* **Available records**:
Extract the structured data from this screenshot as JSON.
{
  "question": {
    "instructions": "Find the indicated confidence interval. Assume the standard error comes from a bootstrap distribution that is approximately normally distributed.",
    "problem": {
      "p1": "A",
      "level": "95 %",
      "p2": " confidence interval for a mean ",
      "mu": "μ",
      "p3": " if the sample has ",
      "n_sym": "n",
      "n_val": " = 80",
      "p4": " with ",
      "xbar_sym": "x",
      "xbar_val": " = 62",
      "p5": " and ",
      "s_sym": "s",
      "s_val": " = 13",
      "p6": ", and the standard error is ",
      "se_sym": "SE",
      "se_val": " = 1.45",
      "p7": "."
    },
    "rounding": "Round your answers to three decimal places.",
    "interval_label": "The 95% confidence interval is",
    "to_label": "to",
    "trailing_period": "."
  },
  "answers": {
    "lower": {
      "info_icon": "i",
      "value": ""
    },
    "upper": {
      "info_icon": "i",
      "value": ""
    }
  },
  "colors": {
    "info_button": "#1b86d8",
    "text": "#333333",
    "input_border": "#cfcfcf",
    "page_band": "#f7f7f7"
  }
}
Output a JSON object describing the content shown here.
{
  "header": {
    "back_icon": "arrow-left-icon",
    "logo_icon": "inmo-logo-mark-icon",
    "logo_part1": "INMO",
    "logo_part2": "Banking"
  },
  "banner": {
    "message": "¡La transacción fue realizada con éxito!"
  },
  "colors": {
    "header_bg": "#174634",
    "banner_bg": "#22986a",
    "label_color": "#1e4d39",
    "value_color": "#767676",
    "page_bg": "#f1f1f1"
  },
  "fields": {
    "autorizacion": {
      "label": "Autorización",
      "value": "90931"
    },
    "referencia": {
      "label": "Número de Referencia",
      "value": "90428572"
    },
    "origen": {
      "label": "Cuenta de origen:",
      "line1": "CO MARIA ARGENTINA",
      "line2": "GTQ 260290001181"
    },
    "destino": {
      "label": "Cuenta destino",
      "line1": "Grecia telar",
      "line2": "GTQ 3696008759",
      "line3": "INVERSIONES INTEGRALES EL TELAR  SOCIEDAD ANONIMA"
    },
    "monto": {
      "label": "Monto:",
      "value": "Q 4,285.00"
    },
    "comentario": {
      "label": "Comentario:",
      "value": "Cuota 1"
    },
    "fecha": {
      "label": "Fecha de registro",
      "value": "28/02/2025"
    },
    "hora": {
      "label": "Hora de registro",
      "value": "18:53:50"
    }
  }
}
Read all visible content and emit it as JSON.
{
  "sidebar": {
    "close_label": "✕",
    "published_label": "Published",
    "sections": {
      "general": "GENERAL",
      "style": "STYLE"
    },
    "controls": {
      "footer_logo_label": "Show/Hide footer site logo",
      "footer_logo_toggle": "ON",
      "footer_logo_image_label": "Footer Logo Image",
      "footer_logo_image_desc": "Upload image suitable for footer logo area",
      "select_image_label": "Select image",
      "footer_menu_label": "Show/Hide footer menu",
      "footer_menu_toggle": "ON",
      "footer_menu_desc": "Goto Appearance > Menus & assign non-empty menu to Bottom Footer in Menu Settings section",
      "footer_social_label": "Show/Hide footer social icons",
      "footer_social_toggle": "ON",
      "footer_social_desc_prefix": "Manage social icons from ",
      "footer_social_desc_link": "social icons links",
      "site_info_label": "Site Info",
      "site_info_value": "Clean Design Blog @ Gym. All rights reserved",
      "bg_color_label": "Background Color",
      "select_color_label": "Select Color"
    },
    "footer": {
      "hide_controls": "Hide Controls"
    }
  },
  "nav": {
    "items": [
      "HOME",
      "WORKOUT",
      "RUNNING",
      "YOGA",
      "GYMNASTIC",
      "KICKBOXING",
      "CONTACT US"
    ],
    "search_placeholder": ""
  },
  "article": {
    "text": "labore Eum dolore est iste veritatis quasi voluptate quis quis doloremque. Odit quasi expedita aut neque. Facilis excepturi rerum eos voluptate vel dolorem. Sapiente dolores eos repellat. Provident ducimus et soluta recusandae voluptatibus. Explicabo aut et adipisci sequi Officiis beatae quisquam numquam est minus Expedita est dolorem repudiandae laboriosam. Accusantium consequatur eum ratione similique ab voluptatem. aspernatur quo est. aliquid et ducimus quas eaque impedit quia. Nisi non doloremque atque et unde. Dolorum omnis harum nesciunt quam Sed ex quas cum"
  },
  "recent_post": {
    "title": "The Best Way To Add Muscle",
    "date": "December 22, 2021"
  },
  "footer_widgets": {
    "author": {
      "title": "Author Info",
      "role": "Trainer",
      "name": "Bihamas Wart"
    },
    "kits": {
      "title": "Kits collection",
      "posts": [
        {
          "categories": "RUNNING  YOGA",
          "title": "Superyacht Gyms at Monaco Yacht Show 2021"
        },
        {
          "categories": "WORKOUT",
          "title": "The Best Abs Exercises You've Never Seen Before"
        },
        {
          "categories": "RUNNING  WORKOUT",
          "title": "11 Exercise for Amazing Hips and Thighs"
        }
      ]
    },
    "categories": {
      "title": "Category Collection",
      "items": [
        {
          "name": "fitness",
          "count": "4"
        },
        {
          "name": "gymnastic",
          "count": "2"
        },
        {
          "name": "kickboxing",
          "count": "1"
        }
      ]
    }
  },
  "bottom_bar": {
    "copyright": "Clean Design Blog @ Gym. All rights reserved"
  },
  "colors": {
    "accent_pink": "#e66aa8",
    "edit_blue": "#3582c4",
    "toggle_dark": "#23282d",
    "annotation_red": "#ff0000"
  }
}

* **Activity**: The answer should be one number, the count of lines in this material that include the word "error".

* **Answer for the task**: 2